Nature Lovers
Some things never change: When the weather warms, you want to go out to play. Whether you’re calling out sick to do it or making the most of a weekend, there’s no reason to spend a gorgeous afternoon cooped up indoors. Start now by stretching your legs along our beautiful landscapes to make your (re)acquaintance with fresh air. Beginning at the beginning, April 1 that is, the Montauk Point Lighthouse Concession Seal Hike is an exciting 2-3 hour hike through Montauk Point. Tickets are $5/adult, $3/kid, $Free/6 and under. Believe it or not, you must call to reserve your spot.

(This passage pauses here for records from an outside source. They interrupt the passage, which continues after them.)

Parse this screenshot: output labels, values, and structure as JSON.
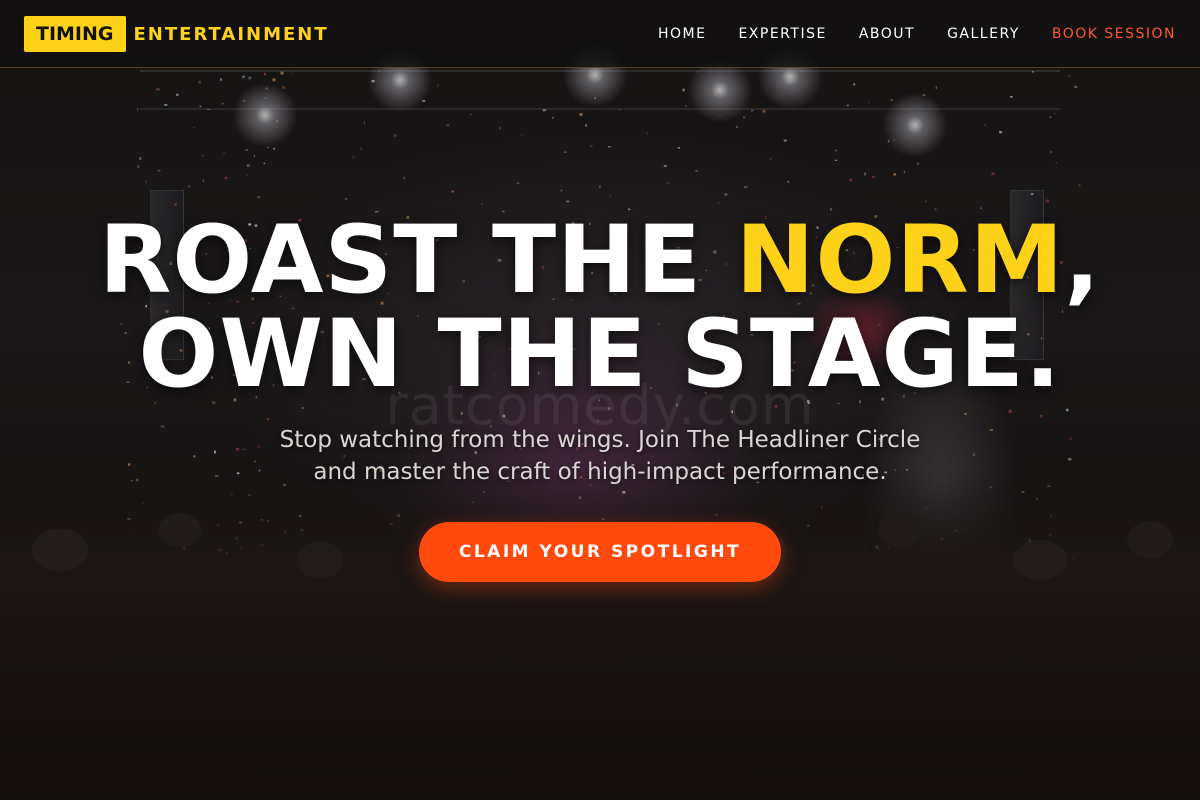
{
  "brand": {
    "box_text": "TIMING",
    "text": "ENTERTAINMENT"
  },
  "nav": {
    "items": [
      {
        "label": "HOME"
      },
      {
        "label": "EXPERTISE"
      },
      {
        "label": "ABOUT"
      },
      {
        "label": "GALLERY"
      },
      {
        "label": "BOOK SESSION"
      }
    ]
  },
  "hero": {
    "headline_part1": "ROAST THE ",
    "headline_accent": "NORM",
    "headline_part2": ",",
    "headline_line2": "OWN THE STAGE.",
    "subtitle_line1": "Stop watching from the wings. Join The Headliner Circle",
    "subtitle_line2": "and master the craft of high-impact performance.",
    "cta_label": "CLAIM YOUR SPOTLIGHT",
    "watermark": "ratcomedy.com"
  },
  "colors": {
    "accent_yellow": "#ffd21a",
    "cta_orange": "#ff4a0e",
    "nav_cta": "#ff5a2a",
    "background": "#0d0b0b"
  }
}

April 28 is not Earth Day, but the feeling runs deep on this last Saturday of the month. The North Shore Land Alliance Walk in the Woods at Massapequa Preserve starts at 10am and is a light trek led by botanist Andrew Geller. Farther north, Coe Hall Planting Fields Arboretum (Oyster Bay) is hosting an Arbor Day Family Festival 10am-5pm on each day of the weekend. For $20/car, families can enjoy activities, arts and crafts, live music and clean open spaces.

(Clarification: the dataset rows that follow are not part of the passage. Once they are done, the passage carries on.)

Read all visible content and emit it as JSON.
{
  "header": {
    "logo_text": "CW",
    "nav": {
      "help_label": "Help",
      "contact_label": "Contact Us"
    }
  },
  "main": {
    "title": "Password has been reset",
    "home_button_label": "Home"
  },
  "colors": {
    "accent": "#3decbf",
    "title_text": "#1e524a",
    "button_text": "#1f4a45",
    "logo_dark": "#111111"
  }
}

Rocks & Stars
For those who dig rocks and stars, April 21 is your day. What does this mean? It starts westward, when family-friendly Rock The River Spring Festival and Fundraiser hits Rolling River Day Camp (East Rockaway). Admission, music, dancing and browsing are free, but the crafts, vendor’s fair, rides and games are fundraisers for Rolling River’s Campmates Scholarship Program.

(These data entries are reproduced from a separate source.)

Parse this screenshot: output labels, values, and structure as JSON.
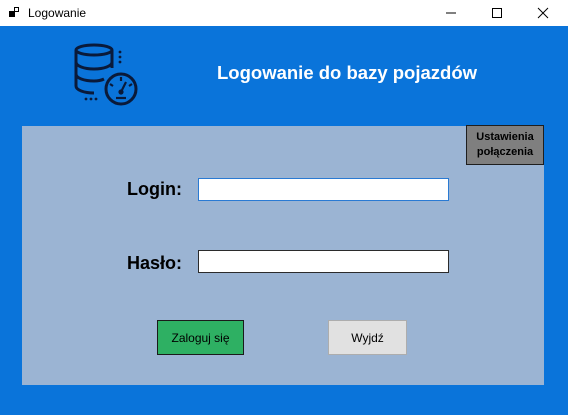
{
  "window": {
    "title": "Logowanie",
    "controls": {
      "minimize": "minimize-icon",
      "maximize": "maximize-icon",
      "close": "close-icon"
    }
  },
  "header": {
    "title": "Logowanie do bazy pojazdów",
    "logo_icon": "database-gauge-icon"
  },
  "settings_button": {
    "line1": "Ustawienia",
    "line2": "połączenia"
  },
  "form": {
    "login_label": "Login:",
    "login_value": "",
    "password_label": "Hasło:",
    "password_value": ""
  },
  "actions": {
    "login_label": "Zaloguj się",
    "exit_label": "Wyjdź"
  },
  "colors": {
    "background": "#0a74da",
    "panel": "#9bb4d3",
    "login_button": "#2eb063",
    "settings_button": "#7f7f7f"
  }
}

That evening, Custer Institute and Observatory (Southold) will host a Lyrid Meteor Shower Party starting at 7pm. The event is weather permitting, but if the skies cooperate, you’ll enjoy peak viewing of the Lyrid meteor shower of up to 20 meteors per hour. Suggested donation of $5/adult and $3/child. $FREE/member.

Sugar Babies
Admittedly, while dad may love the car shows, it might be the kind of thing he’s better left to doing with the guys. Families might be better served celebrating the sweeter side of spring. April 7th is about as sweet a day as you can get. It starts at 10am at The Long Island Aquarium & Exhibition Center (Riverhead) when the 8th Annual Penguin Egg Hunt & Brunch returns to offer families the Egg-Streme Adventure of searching for penguin eggs that leads to prizes like a free birthday party at the aquarium. Later that day, the Spring Festival at Sweetbriar Nature Center (Smithtown) is an afternoon of face painting, story time, egg hunts and an appearance by that famous bunny (not Bugs) for $7/person, starting at 4pm.

You’re Kidding!
If you’re going to do any socializing, especially with people you don’t know (at a charity fundraiser or in the stands with other little league parents), know how to tell a joke. It’s not just an ice breaker, it’ll come in handy when the conversation lags and people will remember you as a good-time Charlie. It doesn’t matter what your joke is, or if you only know one, have these tactics down cold for when it’s time to deliver.

1. Never, ever, ever start with, “Did you hear the one…” As soon as you do, you’re letting everyone know you’re telling a joke and setting yourself up for failure (especially if it’s not funny).
2. Never laugh as you’re telling it. A smile or a lighthearted face is ok to keep things light, but if you’re laughing, you can guarantee no one else will be. Not only are you hard to understand, but you’ve already stolen your own thunder.
3. Timing is everything. Choose your moment, don’t try to perform, don’t take too long and don’t speak too quickly.
4. Make it personal. If you can attribute the joke to yourself, someone you know or something you recently read in the paper, it’ll make it seem more authentic and thus, funny.
Bonus: Admit defeat. If you bomb, shrug it off with, “I guess you had to be there.” At least you’ll get marks for honesty.

Hit Something!
Work off the frustration of all that cabin fever that built up over winter and take to the batting cages. You can go it alone and enjoy some time with your anger or bring a friend or two to work out whatever latent aggression you have about that bad night after the Mets opening day (also bad) or the unreturned garden tool or whatever. It’s cheaper than 50 min at the shrink and better exercise. Bring a flask. Make it authentic, dip chew. Think: A-hole boss.